"When I am governor I will fully fund every school in every zip code," said Nixon, who also promised to diversify New York state's teaching work force and end discriminatory disciplining of black and Hispanic youths.

The former "Sex and the City" star is running against incumbent Andrew Cuomo for the Democratic nomination for governor. A Siena poll released Wednesday, exactly three months before New York's primary, shows Cuomo leading Nixon 61 percent to 26 percent among likely Democratic voters. The margin of sampling error is plus or minus 3.6 percentage points.

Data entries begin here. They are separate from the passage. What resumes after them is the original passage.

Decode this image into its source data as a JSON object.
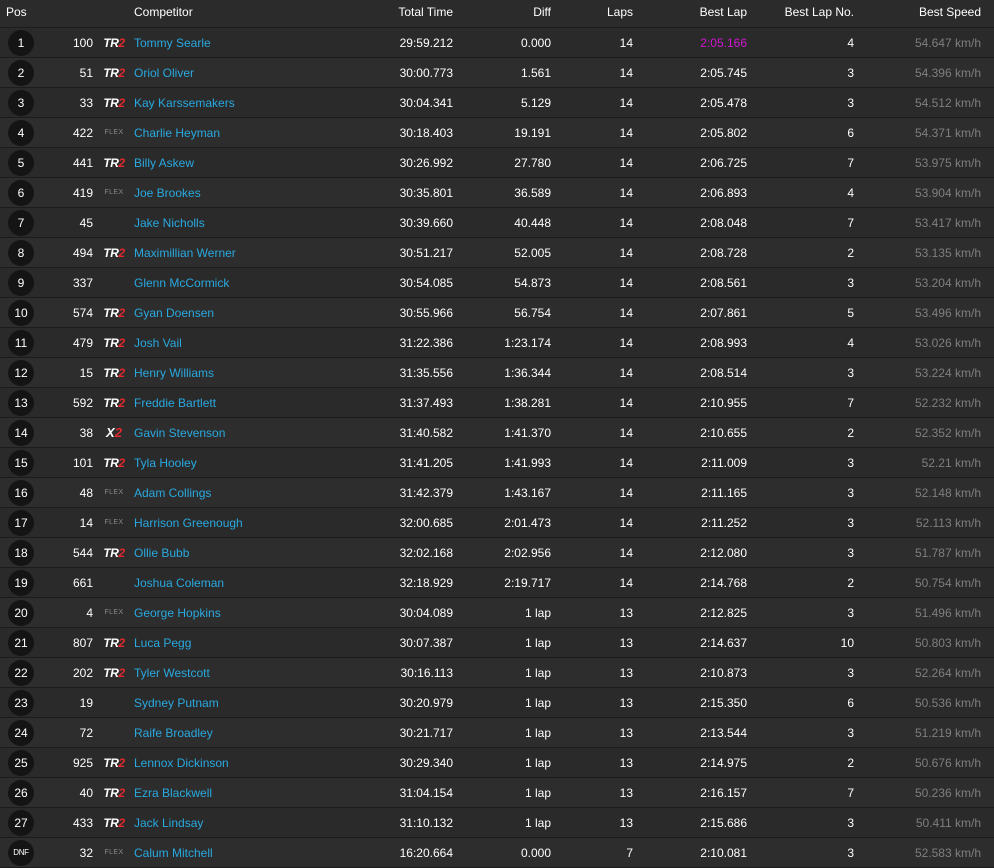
{
  "headers": {
    "pos": "Pos",
    "competitor": "Competitor",
    "total_time": "Total Time",
    "diff": "Diff",
    "laps": "Laps",
    "best_lap": "Best Lap",
    "best_lap_no": "Best Lap No.",
    "best_speed": "Best Speed"
  },
  "logos": {
    "tr2_prefix": "TR",
    "x2_prefix": "X",
    "suffix_two": "2",
    "flex": "FLEX"
  },
  "rows": [
    {
      "pos": "1",
      "num": "100",
      "logo": "tr2",
      "name": "Tommy Searle",
      "total": "29:59.212",
      "diff": "0.000",
      "laps": "14",
      "best": "2:05.166",
      "fastest": true,
      "best_no": "4",
      "speed": "54.647 km/h"
    },
    {
      "pos": "2",
      "num": "51",
      "logo": "tr2",
      "name": "Oriol Oliver",
      "total": "30:00.773",
      "diff": "1.561",
      "laps": "14",
      "best": "2:05.745",
      "best_no": "3",
      "speed": "54.396 km/h"
    },
    {
      "pos": "3",
      "num": "33",
      "logo": "tr2",
      "name": "Kay Karssemakers",
      "total": "30:04.341",
      "diff": "5.129",
      "laps": "14",
      "best": "2:05.478",
      "best_no": "3",
      "speed": "54.512 km/h"
    },
    {
      "pos": "4",
      "num": "422",
      "logo": "flex",
      "name": "Charlie Heyman",
      "total": "30:18.403",
      "diff": "19.191",
      "laps": "14",
      "best": "2:05.802",
      "best_no": "6",
      "speed": "54.371 km/h"
    },
    {
      "pos": "5",
      "num": "441",
      "logo": "tr2",
      "name": "Billy Askew",
      "total": "30:26.992",
      "diff": "27.780",
      "laps": "14",
      "best": "2:06.725",
      "best_no": "7",
      "speed": "53.975 km/h"
    },
    {
      "pos": "6",
      "num": "419",
      "logo": "flex",
      "name": "Joe Brookes",
      "total": "30:35.801",
      "diff": "36.589",
      "laps": "14",
      "best": "2:06.893",
      "best_no": "4",
      "speed": "53.904 km/h"
    },
    {
      "pos": "7",
      "num": "45",
      "logo": "",
      "name": "Jake Nicholls",
      "total": "30:39.660",
      "diff": "40.448",
      "laps": "14",
      "best": "2:08.048",
      "best_no": "7",
      "speed": "53.417 km/h"
    },
    {
      "pos": "8",
      "num": "494",
      "logo": "tr2",
      "name": "Maximillian Werner",
      "total": "30:51.217",
      "diff": "52.005",
      "laps": "14",
      "best": "2:08.728",
      "best_no": "2",
      "speed": "53.135 km/h"
    },
    {
      "pos": "9",
      "num": "337",
      "logo": "",
      "name": "Glenn McCormick",
      "total": "30:54.085",
      "diff": "54.873",
      "laps": "14",
      "best": "2:08.561",
      "best_no": "3",
      "speed": "53.204 km/h"
    },
    {
      "pos": "10",
      "num": "574",
      "logo": "tr2",
      "name": "Gyan Doensen",
      "total": "30:55.966",
      "diff": "56.754",
      "laps": "14",
      "best": "2:07.861",
      "best_no": "5",
      "speed": "53.496 km/h"
    },
    {
      "pos": "11",
      "num": "479",
      "logo": "tr2",
      "name": "Josh Vail",
      "total": "31:22.386",
      "diff": "1:23.174",
      "laps": "14",
      "best": "2:08.993",
      "best_no": "4",
      "speed": "53.026 km/h"
    },
    {
      "pos": "12",
      "num": "15",
      "logo": "tr2",
      "name": "Henry Williams",
      "total": "31:35.556",
      "diff": "1:36.344",
      "laps": "14",
      "best": "2:08.514",
      "best_no": "3",
      "speed": "53.224 km/h"
    },
    {
      "pos": "13",
      "num": "592",
      "logo": "tr2",
      "name": "Freddie Bartlett",
      "total": "31:37.493",
      "diff": "1:38.281",
      "laps": "14",
      "best": "2:10.955",
      "best_no": "7",
      "speed": "52.232 km/h"
    },
    {
      "pos": "14",
      "num": "38",
      "logo": "x2",
      "name": "Gavin Stevenson",
      "total": "31:40.582",
      "diff": "1:41.370",
      "laps": "14",
      "best": "2:10.655",
      "best_no": "2",
      "speed": "52.352 km/h"
    },
    {
      "pos": "15",
      "num": "101",
      "logo": "tr2",
      "name": "Tyla Hooley",
      "total": "31:41.205",
      "diff": "1:41.993",
      "laps": "14",
      "best": "2:11.009",
      "best_no": "3",
      "speed": "52.21 km/h"
    },
    {
      "pos": "16",
      "num": "48",
      "logo": "flex",
      "name": "Adam Collings",
      "total": "31:42.379",
      "diff": "1:43.167",
      "laps": "14",
      "best": "2:11.165",
      "best_no": "3",
      "speed": "52.148 km/h"
    },
    {
      "pos": "17",
      "num": "14",
      "logo": "flex",
      "name": "Harrison Greenough",
      "total": "32:00.685",
      "diff": "2:01.473",
      "laps": "14",
      "best": "2:11.252",
      "best_no": "3",
      "speed": "52.113 km/h"
    },
    {
      "pos": "18",
      "num": "544",
      "logo": "tr2",
      "name": "Ollie Bubb",
      "total": "32:02.168",
      "diff": "2:02.956",
      "laps": "14",
      "best": "2:12.080",
      "best_no": "3",
      "speed": "51.787 km/h"
    },
    {
      "pos": "19",
      "num": "661",
      "logo": "",
      "name": "Joshua Coleman",
      "total": "32:18.929",
      "diff": "2:19.717",
      "laps": "14",
      "best": "2:14.768",
      "best_no": "2",
      "speed": "50.754 km/h"
    },
    {
      "pos": "20",
      "num": "4",
      "logo": "flex",
      "name": "George Hopkins",
      "total": "30:04.089",
      "diff": "1 lap",
      "laps": "13",
      "best": "2:12.825",
      "best_no": "3",
      "speed": "51.496 km/h"
    },
    {
      "pos": "21",
      "num": "807",
      "logo": "tr2",
      "name": "Luca Pegg",
      "total": "30:07.387",
      "diff": "1 lap",
      "laps": "13",
      "best": "2:14.637",
      "best_no": "10",
      "speed": "50.803 km/h"
    },
    {
      "pos": "22",
      "num": "202",
      "logo": "tr2",
      "name": "Tyler Westcott",
      "total": "30:16.113",
      "diff": "1 lap",
      "laps": "13",
      "best": "2:10.873",
      "best_no": "3",
      "speed": "52.264 km/h"
    },
    {
      "pos": "23",
      "num": "19",
      "logo": "",
      "name": "Sydney Putnam",
      "total": "30:20.979",
      "diff": "1 lap",
      "laps": "13",
      "best": "2:15.350",
      "best_no": "6",
      "speed": "50.536 km/h"
    },
    {
      "pos": "24",
      "num": "72",
      "logo": "",
      "name": "Raife Broadley",
      "total": "30:21.717",
      "diff": "1 lap",
      "laps": "13",
      "best": "2:13.544",
      "best_no": "3",
      "speed": "51.219 km/h"
    },
    {
      "pos": "25",
      "num": "925",
      "logo": "tr2",
      "name": "Lennox Dickinson",
      "total": "30:29.340",
      "diff": "1 lap",
      "laps": "13",
      "best": "2:14.975",
      "best_no": "2",
      "speed": "50.676 km/h"
    },
    {
      "pos": "26",
      "num": "40",
      "logo": "tr2",
      "name": "Ezra Blackwell",
      "total": "31:04.154",
      "diff": "1 lap",
      "laps": "13",
      "best": "2:16.157",
      "best_no": "7",
      "speed": "50.236 km/h"
    },
    {
      "pos": "27",
      "num": "433",
      "logo": "tr2",
      "name": "Jack Lindsay",
      "total": "31:10.132",
      "diff": "1 lap",
      "laps": "13",
      "best": "2:15.686",
      "best_no": "3",
      "speed": "50.411 km/h"
    },
    {
      "pos": "DNF",
      "num": "32",
      "logo": "flex",
      "name": "Calum Mitchell",
      "total": "16:20.664",
      "diff": "0.000",
      "laps": "7",
      "best": "2:10.081",
      "best_no": "3",
      "speed": "52.583 km/h"
    }
  ]
}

Nixon's plan would include $4.2 billion more for K-12 education, $700 million for expanded child care subsidies and $600 million to provide free tuition to an additional 170,000 State University of New York and City University of New York students

Nixon said Cuomo's free-tuition program, called Excelsior, is so narrowly defined that only a small percentage of CUNY and SUNY students qualify. "When I am governor we will have a real college for all program," she said.

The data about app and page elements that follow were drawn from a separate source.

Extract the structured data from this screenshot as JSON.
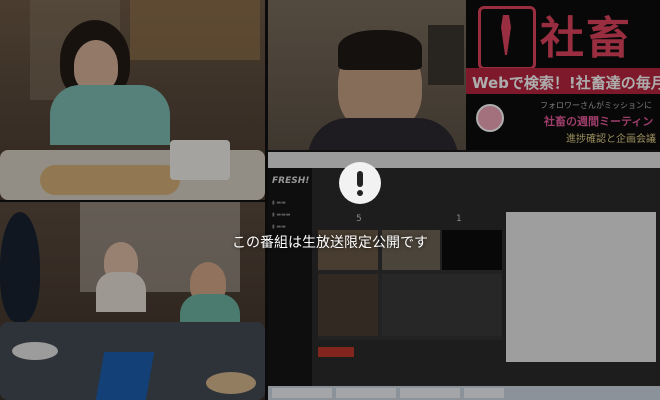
{
  "overlay": {
    "icon": "exclamation-icon",
    "message": "この番組は生放送限定公開です"
  },
  "banner": {
    "title": "社畜",
    "web_line": "Webで検索！!社畜達の毎月",
    "follower_line": "フォロワーさんがミッションに",
    "meeting_line": "社畜の週間ミーティン",
    "progress_line": "進捗確認と企画会議"
  },
  "app": {
    "brand": "FRESH!",
    "viewer_count_1": "5",
    "viewer_count_2": "1"
  }
}
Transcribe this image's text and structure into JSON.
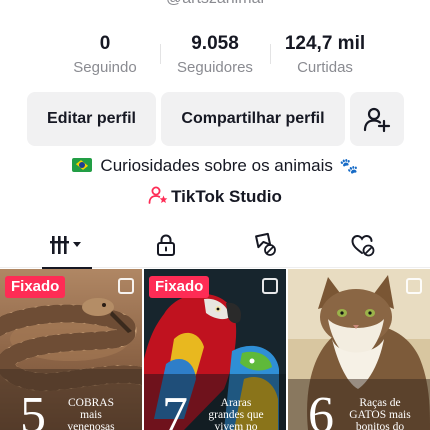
{
  "profile": {
    "handle": "@artszanimal",
    "bio_text": "Curiosidades sobre os animais",
    "studio_label": "TikTok Studio"
  },
  "stats": [
    {
      "value": "0",
      "label": "Seguindo"
    },
    {
      "value": "9.058",
      "label": "Seguidores"
    },
    {
      "value": "124,7 mil",
      "label": "Curtidas"
    }
  ],
  "actions": {
    "edit_label": "Editar perfil",
    "share_label": "Compartilhar perfil",
    "add_friend_icon": "add-user-icon"
  },
  "tabs": [
    {
      "icon": "videos-grid-icon",
      "active": true
    },
    {
      "icon": "lock-icon",
      "active": false
    },
    {
      "icon": "favorites-icon",
      "active": false
    },
    {
      "icon": "liked-icon",
      "active": false
    }
  ],
  "videos": [
    {
      "badge": "Fixado",
      "number": "5",
      "caption": "COBRAS\nmais\nvenenosas"
    },
    {
      "badge": "Fixado",
      "number": "7",
      "caption": "Araras\ngrandes que\nvivem no"
    },
    {
      "badge": "",
      "number": "6",
      "caption": "Raças de\nGATOS mais\nbonitos do"
    }
  ],
  "colors": {
    "accent": "#fe2c55",
    "text": "#161823",
    "muted": "#8a8b91",
    "button_bg": "#f1f1f2"
  }
}
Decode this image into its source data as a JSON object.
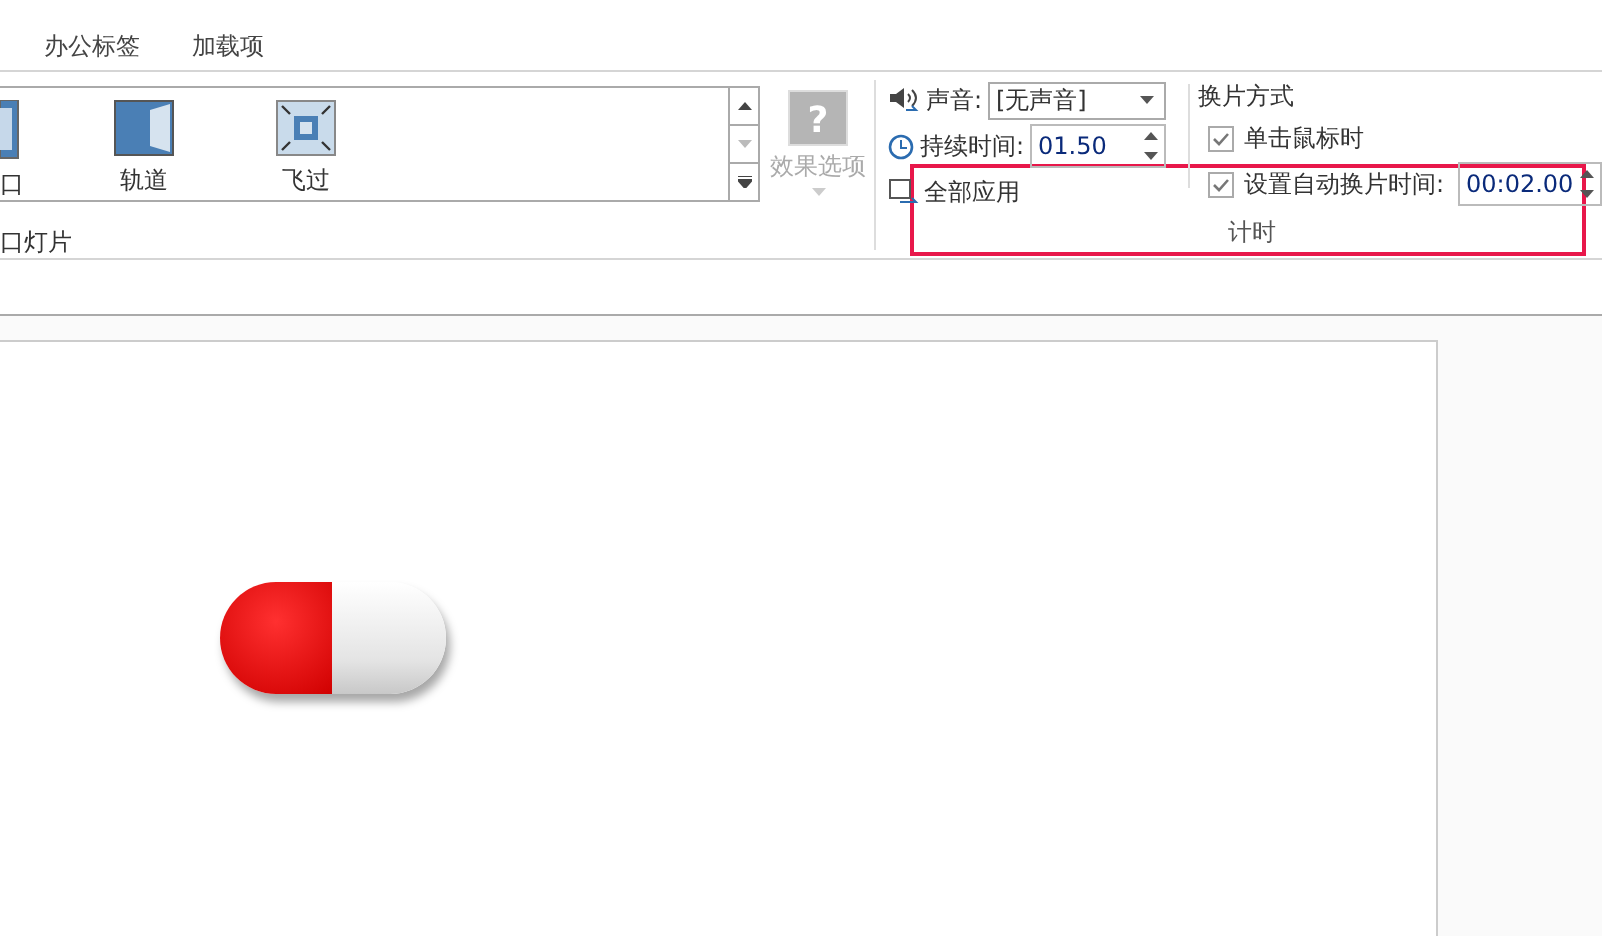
{
  "tabs": [
    "办公标签",
    "加载项"
  ],
  "transitions": {
    "items": [
      {
        "label": "口",
        "kind": "partial"
      },
      {
        "label": "轨道",
        "kind": "orbit"
      },
      {
        "label": "飞过",
        "kind": "fly"
      }
    ],
    "group_label": "口灯片"
  },
  "effect_options": {
    "icon": "?",
    "label": "效果选项",
    "disabled": true
  },
  "timing": {
    "sound": {
      "label": "声音:",
      "value": "[无声音]"
    },
    "duration": {
      "label": "持续时间:",
      "value": "01.50"
    },
    "apply_all": "全部应用",
    "advance_title": "换片方式",
    "on_click": {
      "label": "单击鼠标时",
      "checked": true
    },
    "after": {
      "label": "设置自动换片时间:",
      "checked": true,
      "value": "00:02.00"
    },
    "group_label": "计时"
  }
}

Cuomo spokeswoman Dani Lever said in a statement that New York spends more per pupil than any state in the nation — "a record $27 billion per year (a 36 percent increase since 2012)." She said New York is the only state in the country that pays full tuition for students going to two- or four-year schools.

Nixon said schools that serve predominantly black and Hispanic New Yorkers are underfunded and heavily policed compared with schools that serve white students.

"In New York City black and Latin students are 90 percent of all students arrested and 90.5 percent of all students who receive a summons," Nixon said. "Is that right?"

She led supporters gathered at CUNY's Borough of Manhattan Community College in chanting "Schools not jails!"

Nixon also said she supports a plan championed by Democratic New York City Mayor Bill de Blasio to overhaul the admissions process for the city's elite specialized high schools, where fewer than 10 percent of students are black or Hispanic.

Nixon posed for photos with supporters after her speech but did not answer questions from the media.

Then she and campaign staffers walked two blocks to the subway and got on a Brooklyn-bound train. Riders gave no sign of noticing the celebrity in their midst.